One Geek Support character who has actively turned away from the field based hero role appears in the recent Bond film, Skyfall. Bond is assisted by a unnamed black female agent, who can drive, shoot, wisecrack and hold her own just as effectively as he can. Eventually though, she chooses to step back from agent status and work in an administration based role. It’s refreshing to see this presented as a choice for a liberated young woman rather than something which is forced upon her, although she did shoot Bond in her first assignment which may have influenced her decision and may undermine her abilities in the eyes of the more traditional fans. At least now we know, however, that Miss Moneypenny for the 21st century is just as capable of kicking some bad guy ass as the agents who wait outside M’s door for her permission to go in.

Even for the more active female Geek Support characters, it is notable that they end up leaving their sanctuary of tech and research out of necessity rather than desire. Even Evie Carnahan, who went on to play an important role in the events of The Mummy and continued her work in the field alongside her husband Rick O’Connell, was influenced primarily by the rejection of her application to work with the Bembridge scholars. It was this which drove her toward field work, as this was the area where her application was judged to be most lacking. Had Evie been allowed to join them without gathering this experience, she may have stayed within her libraries for the rest of time. Lucky for the fans of the movie series that she didn’t, however.

Librarians and library lovers play important roles in supporting the heroes of our stories, and increasingly have become more active as their series have progressed. Ron Weasley may mock his bookish friend Hermione for her interest in books (‘it’s what Hermione does. When in doubt, go to the library!’), but it is her books and her logical thinking which guide Harry through his quest to locate and destroy Voldermort’s horcruxes. Meanwhile, feminist icon Buffy the Vampire Slayer’s efforts toward saving the world would not have been anywhere near so successful without being supported by her friend Willow’s hacking skills and the resources of the Mr Giles’ school library, where everyone’s willing to get down with the research to identify this week’s Big Bad. While Giles, Willow and Xander do become more active in the slaying part of the series later on, it is their research skills and work behind the scenes which are most useful to Buffy, especially in the early series. There is a reason why every female slayer has an older and more learned watcher with experience and knowledge at his disposal to guide her efforts, although Buffy as a series is notable for reversing the gender norm within that dichotomy.

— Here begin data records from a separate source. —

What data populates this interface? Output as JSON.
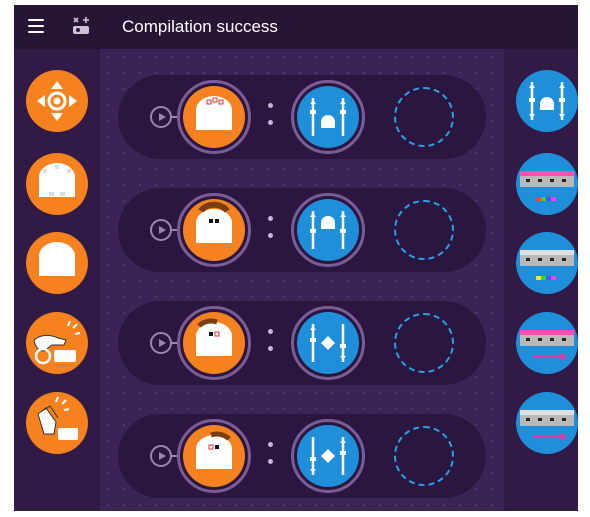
{
  "header": {
    "menu_icon": "hamburger-menu-icon",
    "robot_icon": "robot-status-icon",
    "title": "Compilation success"
  },
  "colors": {
    "background": "#2f1842",
    "event_orange": "#f5821f",
    "action_blue": "#1f8fd9",
    "empty_slot": "#27a0e6"
  },
  "left_palette": [
    {
      "name": "buttons-event",
      "icon": "arrow-buttons-icon"
    },
    {
      "name": "ground-sensors-event",
      "icon": "robot-ground-sensors-icon"
    },
    {
      "name": "proximity-event",
      "icon": "robot-proximity-icon"
    },
    {
      "name": "tap-event",
      "icon": "tap-robot-icon"
    },
    {
      "name": "clap-event",
      "icon": "clap-robot-icon"
    }
  ],
  "right_palette": [
    {
      "name": "motors-action",
      "icon": "motors-icon"
    },
    {
      "name": "top-color-action",
      "icon": "top-color-icon"
    },
    {
      "name": "bottom-color-action",
      "icon": "bottom-color-icon"
    },
    {
      "name": "sound-action",
      "icon": "sound-icon"
    },
    {
      "name": "timer-action",
      "icon": "timer-icon"
    }
  ],
  "program_rows": [
    {
      "event": "proximity-front-red",
      "action": "move-forward"
    },
    {
      "event": "proximity-front-black",
      "action": "move-forward-up"
    },
    {
      "event": "ground-left",
      "action": "turn-right"
    },
    {
      "event": "ground-left-red",
      "action": "turn-left"
    }
  ]
}
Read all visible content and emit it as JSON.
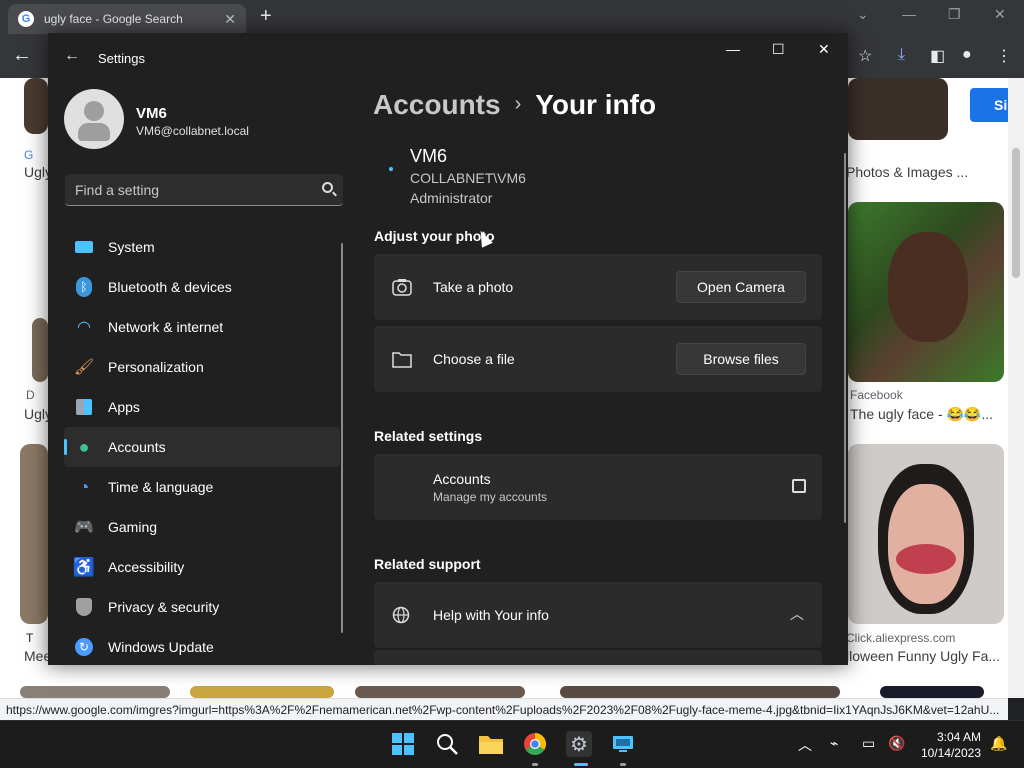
{
  "browser": {
    "tab_title": "ugly face - Google Search",
    "sign_in_label": "Si",
    "status_url": "https://www.google.com/imgres?imgurl=https%3A%2F%2Fnemamerican.net%2Fwp-content%2Fuploads%2F2023%2F08%2Fugly-face-meme-4.jpg&tbnid=Iix1YAqnJsJ6KM&vet=12ahU...",
    "results": {
      "left_source_1": "G",
      "left_title_1": "Ugly",
      "left_source_2": "D",
      "left_title_2": "Ugly",
      "left_source_3": "T",
      "left_title_3": "Mee",
      "right_title_top": "Photos & Images ...",
      "right_source_1": "Facebook",
      "right_title_1": "The ugly face - 😂😂...",
      "right_source_2": "Click.aliexpress.com",
      "right_title_2": "lloween Funny Ugly Fa..."
    }
  },
  "settings": {
    "window_title": "Settings",
    "user": {
      "name": "VM6",
      "email": "VM6@collabnet.local"
    },
    "search_placeholder": "Find a setting",
    "nav": [
      {
        "label": "System",
        "icon": "monitor-icon",
        "color": "#4cc2ff"
      },
      {
        "label": "Bluetooth & devices",
        "icon": "bluetooth-icon",
        "color": "#3a96dd"
      },
      {
        "label": "Network & internet",
        "icon": "wifi-icon",
        "color": "#4cc2ff"
      },
      {
        "label": "Personalization",
        "icon": "brush-icon",
        "color": "#e8a25c"
      },
      {
        "label": "Apps",
        "icon": "apps-icon",
        "color": "#9aa6b5"
      },
      {
        "label": "Accounts",
        "icon": "person-icon",
        "color": "#3ec48f"
      },
      {
        "label": "Time & language",
        "icon": "globe-clock-icon",
        "color": "#4c9bff"
      },
      {
        "label": "Gaming",
        "icon": "gamepad-icon",
        "color": "#b0b0b0"
      },
      {
        "label": "Accessibility",
        "icon": "accessibility-icon",
        "color": "#4cc2ff"
      },
      {
        "label": "Privacy & security",
        "icon": "shield-icon",
        "color": "#a0a0a0"
      },
      {
        "label": "Windows Update",
        "icon": "update-icon",
        "color": "#4c9bff"
      }
    ],
    "active_nav": "Accounts",
    "breadcrumb": {
      "parent": "Accounts",
      "separator": "›",
      "current": "Your info"
    },
    "account": {
      "name": "VM6",
      "domain": "COLLABNET\\VM6",
      "role": "Administrator"
    },
    "adjust_photo": {
      "heading": "Adjust your photo",
      "take_photo_label": "Take a photo",
      "open_camera_label": "Open Camera",
      "choose_file_label": "Choose a file",
      "browse_files_label": "Browse files"
    },
    "related_settings": {
      "heading": "Related settings",
      "accounts_title": "Accounts",
      "accounts_subtitle": "Manage my accounts"
    },
    "related_support": {
      "heading": "Related support",
      "help_label": "Help with Your info"
    }
  },
  "taskbar": {
    "time": "3:04 AM",
    "date": "10/14/2023"
  }
}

The Geek Support cast members even act as consciences to the heroes who go too far or know that they risk becoming lost to their cause. Take for example Lucius Fox, who starts out during Batman Begins stuck in Applied Sciences at Wayne Enterprises but is later promoted by Bruce to CEO, showing just how much his character and judgement are valued by Bruce. Indeed, when Batman uses Fox’s technology to spy on Gotham, the only person he trust to ensure its destruction is the man who made it.

Geeks are slowly pulling together their credentials as being more than just the brains behind the brawn. It’s been a great evolution over time from being the unacknowledged purveyors of support to becoming active and capable characters out in the field of the action. We’re entering the final stage of this evolution now, though the Marvel film franchise, which has finally given us a Geek who is fully in charge of his own show. Who does the research, reads the homework, invents the gadgets and comes up with the techie solutions. Who also wears the tux, fights the good fight, all while blessed with the money, the social status, the looks and the love interest and the full acceptance of the public who know exactly who he is. He is Iron Man. Mr Tony Stark – take a bow, as you usher in the new era of the Geek Superhero and show that after long years of patient waiting for their time in the spotlight, the geeks truly shall inherit the earth.